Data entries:
◆ ◆ ◆ ◆

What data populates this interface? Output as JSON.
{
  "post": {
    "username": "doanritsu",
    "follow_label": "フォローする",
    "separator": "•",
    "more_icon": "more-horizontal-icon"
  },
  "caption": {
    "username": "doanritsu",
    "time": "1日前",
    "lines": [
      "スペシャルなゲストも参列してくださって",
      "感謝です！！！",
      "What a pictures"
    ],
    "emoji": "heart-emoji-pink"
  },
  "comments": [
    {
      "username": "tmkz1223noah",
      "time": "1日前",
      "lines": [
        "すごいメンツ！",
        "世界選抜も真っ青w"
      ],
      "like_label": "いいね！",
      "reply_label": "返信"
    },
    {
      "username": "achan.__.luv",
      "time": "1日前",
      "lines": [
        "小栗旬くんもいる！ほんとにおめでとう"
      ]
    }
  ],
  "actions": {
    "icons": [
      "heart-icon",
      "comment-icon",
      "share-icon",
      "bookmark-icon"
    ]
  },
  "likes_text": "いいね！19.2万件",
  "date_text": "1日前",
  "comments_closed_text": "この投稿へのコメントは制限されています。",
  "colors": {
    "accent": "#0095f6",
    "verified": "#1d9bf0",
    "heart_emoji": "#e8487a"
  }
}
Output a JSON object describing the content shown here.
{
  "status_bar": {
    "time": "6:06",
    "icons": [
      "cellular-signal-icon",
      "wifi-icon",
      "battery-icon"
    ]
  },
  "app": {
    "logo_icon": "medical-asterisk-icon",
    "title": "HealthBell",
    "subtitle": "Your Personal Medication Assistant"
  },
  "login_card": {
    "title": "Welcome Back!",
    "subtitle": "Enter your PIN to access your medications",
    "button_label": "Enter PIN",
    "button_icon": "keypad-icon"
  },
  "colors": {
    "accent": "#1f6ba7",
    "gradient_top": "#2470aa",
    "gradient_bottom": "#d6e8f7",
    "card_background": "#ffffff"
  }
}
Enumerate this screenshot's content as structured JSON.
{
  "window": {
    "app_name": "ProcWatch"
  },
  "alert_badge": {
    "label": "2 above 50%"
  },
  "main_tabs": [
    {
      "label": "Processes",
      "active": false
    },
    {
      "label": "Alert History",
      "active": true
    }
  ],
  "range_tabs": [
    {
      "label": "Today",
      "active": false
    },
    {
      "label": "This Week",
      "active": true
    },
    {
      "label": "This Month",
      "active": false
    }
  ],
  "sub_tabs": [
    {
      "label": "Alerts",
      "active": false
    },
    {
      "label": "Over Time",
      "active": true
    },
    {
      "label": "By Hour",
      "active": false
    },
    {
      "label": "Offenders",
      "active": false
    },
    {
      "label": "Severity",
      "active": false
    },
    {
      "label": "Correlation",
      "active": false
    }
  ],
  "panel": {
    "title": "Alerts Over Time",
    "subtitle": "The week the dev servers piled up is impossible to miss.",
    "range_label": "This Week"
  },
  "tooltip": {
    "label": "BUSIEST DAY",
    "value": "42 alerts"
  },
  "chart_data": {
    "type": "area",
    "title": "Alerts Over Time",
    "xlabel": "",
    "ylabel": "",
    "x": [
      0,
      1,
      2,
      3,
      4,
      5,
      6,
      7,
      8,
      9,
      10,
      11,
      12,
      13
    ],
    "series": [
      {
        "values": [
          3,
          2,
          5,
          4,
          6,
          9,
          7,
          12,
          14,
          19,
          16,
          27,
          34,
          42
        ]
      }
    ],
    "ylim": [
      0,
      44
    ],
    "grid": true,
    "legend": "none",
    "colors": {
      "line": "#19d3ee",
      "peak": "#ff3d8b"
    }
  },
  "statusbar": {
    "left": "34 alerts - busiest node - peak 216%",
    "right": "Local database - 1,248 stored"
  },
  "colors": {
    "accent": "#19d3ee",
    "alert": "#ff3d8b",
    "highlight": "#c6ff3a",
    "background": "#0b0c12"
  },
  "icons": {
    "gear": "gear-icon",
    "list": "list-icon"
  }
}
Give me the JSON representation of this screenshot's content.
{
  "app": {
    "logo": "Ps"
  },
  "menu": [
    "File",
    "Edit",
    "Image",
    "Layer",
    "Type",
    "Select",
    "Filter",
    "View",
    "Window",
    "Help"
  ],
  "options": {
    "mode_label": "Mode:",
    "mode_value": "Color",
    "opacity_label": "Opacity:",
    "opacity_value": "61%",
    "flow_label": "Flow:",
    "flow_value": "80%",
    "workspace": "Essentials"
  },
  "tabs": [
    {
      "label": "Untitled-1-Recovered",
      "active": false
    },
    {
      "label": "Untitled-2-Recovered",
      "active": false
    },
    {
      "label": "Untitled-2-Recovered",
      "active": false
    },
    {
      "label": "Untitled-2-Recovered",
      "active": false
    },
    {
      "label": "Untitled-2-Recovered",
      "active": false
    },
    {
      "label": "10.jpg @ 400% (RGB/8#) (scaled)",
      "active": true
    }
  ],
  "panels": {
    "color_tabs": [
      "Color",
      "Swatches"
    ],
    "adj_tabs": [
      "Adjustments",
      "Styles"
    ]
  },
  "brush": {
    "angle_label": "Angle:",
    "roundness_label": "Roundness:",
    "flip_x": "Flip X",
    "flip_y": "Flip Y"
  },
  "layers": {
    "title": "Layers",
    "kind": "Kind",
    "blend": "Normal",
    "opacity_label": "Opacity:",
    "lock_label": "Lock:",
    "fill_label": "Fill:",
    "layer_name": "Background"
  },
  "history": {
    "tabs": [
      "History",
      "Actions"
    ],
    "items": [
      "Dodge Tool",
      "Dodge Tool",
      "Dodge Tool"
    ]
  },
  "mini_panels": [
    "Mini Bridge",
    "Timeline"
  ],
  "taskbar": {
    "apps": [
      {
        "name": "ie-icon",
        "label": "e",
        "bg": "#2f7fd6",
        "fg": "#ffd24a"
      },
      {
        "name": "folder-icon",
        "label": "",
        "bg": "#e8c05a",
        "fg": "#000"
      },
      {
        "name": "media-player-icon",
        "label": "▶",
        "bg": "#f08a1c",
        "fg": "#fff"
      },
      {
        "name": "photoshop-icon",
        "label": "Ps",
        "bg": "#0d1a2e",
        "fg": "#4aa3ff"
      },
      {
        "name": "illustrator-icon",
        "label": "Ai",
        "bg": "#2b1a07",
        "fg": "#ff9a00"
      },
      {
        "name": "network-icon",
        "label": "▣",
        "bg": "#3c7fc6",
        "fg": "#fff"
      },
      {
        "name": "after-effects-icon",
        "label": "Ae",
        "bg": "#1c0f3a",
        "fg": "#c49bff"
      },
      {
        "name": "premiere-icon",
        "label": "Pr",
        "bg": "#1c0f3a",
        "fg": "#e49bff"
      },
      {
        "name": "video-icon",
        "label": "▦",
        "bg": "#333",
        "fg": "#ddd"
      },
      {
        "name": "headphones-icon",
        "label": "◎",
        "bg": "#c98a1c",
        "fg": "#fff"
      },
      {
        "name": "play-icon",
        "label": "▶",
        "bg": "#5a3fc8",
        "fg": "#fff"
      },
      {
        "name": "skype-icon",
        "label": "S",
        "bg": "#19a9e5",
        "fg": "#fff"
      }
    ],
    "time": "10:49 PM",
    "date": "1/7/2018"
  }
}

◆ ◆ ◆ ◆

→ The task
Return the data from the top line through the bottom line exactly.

→ Answer to the problem
What data populates this interface? Output as JSON.
{
  "post": {
    "username": "doanritsu",
    "follow_label": "フォローする",
    "separator": "•",
    "more_icon": "more-horizontal-icon"
  },
  "caption": {
    "username": "doanritsu",
    "time": "1日前",
    "lines": [
      "スペシャルなゲストも参列してくださって",
      "感謝です！！！",
      "What a pictures"
    ],
    "emoji": "heart-emoji-pink"
  },
  "comments": [
    {
      "username": "tmkz1223noah",
      "time": "1日前",
      "lines": [
        "すごいメンツ！",
        "世界選抜も真っ青w"
      ],
      "like_label": "いいね！",
      "reply_label": "返信"
    },
    {
      "username": "achan.__.luv",
      "time": "1日前",
      "lines": [
        "小栗旬くんもいる！ほんとにおめでとう"
      ]
    }
  ],
  "actions": {
    "icons": [
      "heart-icon",
      "comment-icon",
      "share-icon",
      "bookmark-icon"
    ]
  },
  "likes_text": "いいね！19.2万件",
  "date_text": "1日前",
  "comments_closed_text": "この投稿へのコメントは制限されています。",
  "colors": {
    "accent": "#0095f6",
    "verified": "#1d9bf0",
    "heart_emoji": "#e8487a"
  }
}
Output a JSON object describing the content shown here.
{
  "status_bar": {
    "time": "6:06",
    "icons": [
      "cellular-signal-icon",
      "wifi-icon",
      "battery-icon"
    ]
  },
  "app": {
    "logo_icon": "medical-asterisk-icon",
    "title": "HealthBell",
    "subtitle": "Your Personal Medication Assistant"
  },
  "login_card": {
    "title": "Welcome Back!",
    "subtitle": "Enter your PIN to access your medications",
    "button_label": "Enter PIN",
    "button_icon": "keypad-icon"
  },
  "colors": {
    "accent": "#1f6ba7",
    "gradient_top": "#2470aa",
    "gradient_bottom": "#d6e8f7",
    "card_background": "#ffffff"
  }
}
Enumerate this screenshot's content as structured JSON.
{
  "window": {
    "app_name": "ProcWatch"
  },
  "alert_badge": {
    "label": "2 above 50%"
  },
  "main_tabs": [
    {
      "label": "Processes",
      "active": false
    },
    {
      "label": "Alert History",
      "active": true
    }
  ],
  "range_tabs": [
    {
      "label": "Today",
      "active": false
    },
    {
      "label": "This Week",
      "active": true
    },
    {
      "label": "This Month",
      "active": false
    }
  ],
  "sub_tabs": [
    {
      "label": "Alerts",
      "active": false
    },
    {
      "label": "Over Time",
      "active": true
    },
    {
      "label": "By Hour",
      "active": false
    },
    {
      "label": "Offenders",
      "active": false
    },
    {
      "label": "Severity",
      "active": false
    },
    {
      "label": "Correlation",
      "active": false
    }
  ],
  "panel": {
    "title": "Alerts Over Time",
    "subtitle": "The week the dev servers piled up is impossible to miss.",
    "range_label": "This Week"
  },
  "tooltip": {
    "label": "BUSIEST DAY",
    "value": "42 alerts"
  },
  "chart_data": {
    "type": "area",
    "title": "Alerts Over Time",
    "xlabel": "",
    "ylabel": "",
    "x": [
      0,
      1,
      2,
      3,
      4,
      5,
      6,
      7,
      8,
      9,
      10,
      11,
      12,
      13
    ],
    "series": [
      {
        "values": [
          3,
          2,
          5,
          4,
          6,
          9,
          7,
          12,
          14,
          19,
          16,
          27,
          34,
          42
        ]
      }
    ],
    "ylim": [
      0,
      44
    ],
    "grid": true,
    "legend": "none",
    "colors": {
      "line": "#19d3ee",
      "peak": "#ff3d8b"
    }
  },
  "statusbar": {
    "left": "34 alerts - busiest node - peak 216%",
    "right": "Local database - 1,248 stored"
  },
  "colors": {
    "accent": "#19d3ee",
    "alert": "#ff3d8b",
    "highlight": "#c6ff3a",
    "background": "#0b0c12"
  },
  "icons": {
    "gear": "gear-icon",
    "list": "list-icon"
  }
}
Give me the JSON representation of this screenshot's content.
{
  "app": {
    "logo": "Ps"
  },
  "menu": [
    "File",
    "Edit",
    "Image",
    "Layer",
    "Type",
    "Select",
    "Filter",
    "View",
    "Window",
    "Help"
  ],
  "options": {
    "mode_label": "Mode:",
    "mode_value": "Color",
    "opacity_label": "Opacity:",
    "opacity_value": "61%",
    "flow_label": "Flow:",
    "flow_value": "80%",
    "workspace": "Essentials"
  },
  "tabs": [
    {
      "label": "Untitled-1-Recovered",
      "active": false
    },
    {
      "label": "Untitled-2-Recovered",
      "active": false
    },
    {
      "label": "Untitled-2-Recovered",
      "active": false
    },
    {
      "label": "Untitled-2-Recovered",
      "active": false
    },
    {
      "label": "Untitled-2-Recovered",
      "active": false
    },
    {
      "label": "10.jpg @ 400% (RGB/8#) (scaled)",
      "active": true
    }
  ],
  "panels": {
    "color_tabs": [
      "Color",
      "Swatches"
    ],
    "adj_tabs": [
      "Adjustments",
      "Styles"
    ]
  },
  "brush": {
    "angle_label": "Angle:",
    "roundness_label": "Roundness:",
    "flip_x": "Flip X",
    "flip_y": "Flip Y"
  },
  "layers": {
    "title": "Layers",
    "kind": "Kind",
    "blend": "Normal",
    "opacity_label": "Opacity:",
    "lock_label": "Lock:",
    "fill_label": "Fill:",
    "layer_name": "Background"
  },
  "history": {
    "tabs": [
      "History",
      "Actions"
    ],
    "items": [
      "Dodge Tool",
      "Dodge Tool",
      "Dodge Tool"
    ]
  },
  "mini_panels": [
    "Mini Bridge",
    "Timeline"
  ],
  "taskbar": {
    "apps": [
      {
        "name": "ie-icon",
        "label": "e",
        "bg": "#2f7fd6",
        "fg": "#ffd24a"
      },
      {
        "name": "folder-icon",
        "label": "",
        "bg": "#e8c05a",
        "fg": "#000"
      },
      {
        "name": "media-player-icon",
        "label": "▶",
        "bg": "#f08a1c",
        "fg": "#fff"
      },
      {
        "name": "photoshop-icon",
        "label": "Ps",
        "bg": "#0d1a2e",
        "fg": "#4aa3ff"
      },
      {
        "name": "illustrator-icon",
        "label": "Ai",
        "bg": "#2b1a07",
        "fg": "#ff9a00"
      },
      {
        "name": "network-icon",
        "label": "▣",
        "bg": "#3c7fc6",
        "fg": "#fff"
      },
      {
        "name": "after-effects-icon",
        "label": "Ae",
        "bg": "#1c0f3a",
        "fg": "#c49bff"
      },
      {
        "name": "premiere-icon",
        "label": "Pr",
        "bg": "#1c0f3a",
        "fg": "#e49bff"
      },
      {
        "name": "video-icon",
        "label": "▦",
        "bg": "#333",
        "fg": "#ddd"
      },
      {
        "name": "headphones-icon",
        "label": "◎",
        "bg": "#c98a1c",
        "fg": "#fff"
      },
      {
        "name": "play-icon",
        "label": "▶",
        "bg": "#5a3fc8",
        "fg": "#fff"
      },
      {
        "name": "skype-icon",
        "label": "S",
        "bg": "#19a9e5",
        "fg": "#fff"
      }
    ],
    "time": "10:49 PM",
    "date": "1/7/2018"
  }
}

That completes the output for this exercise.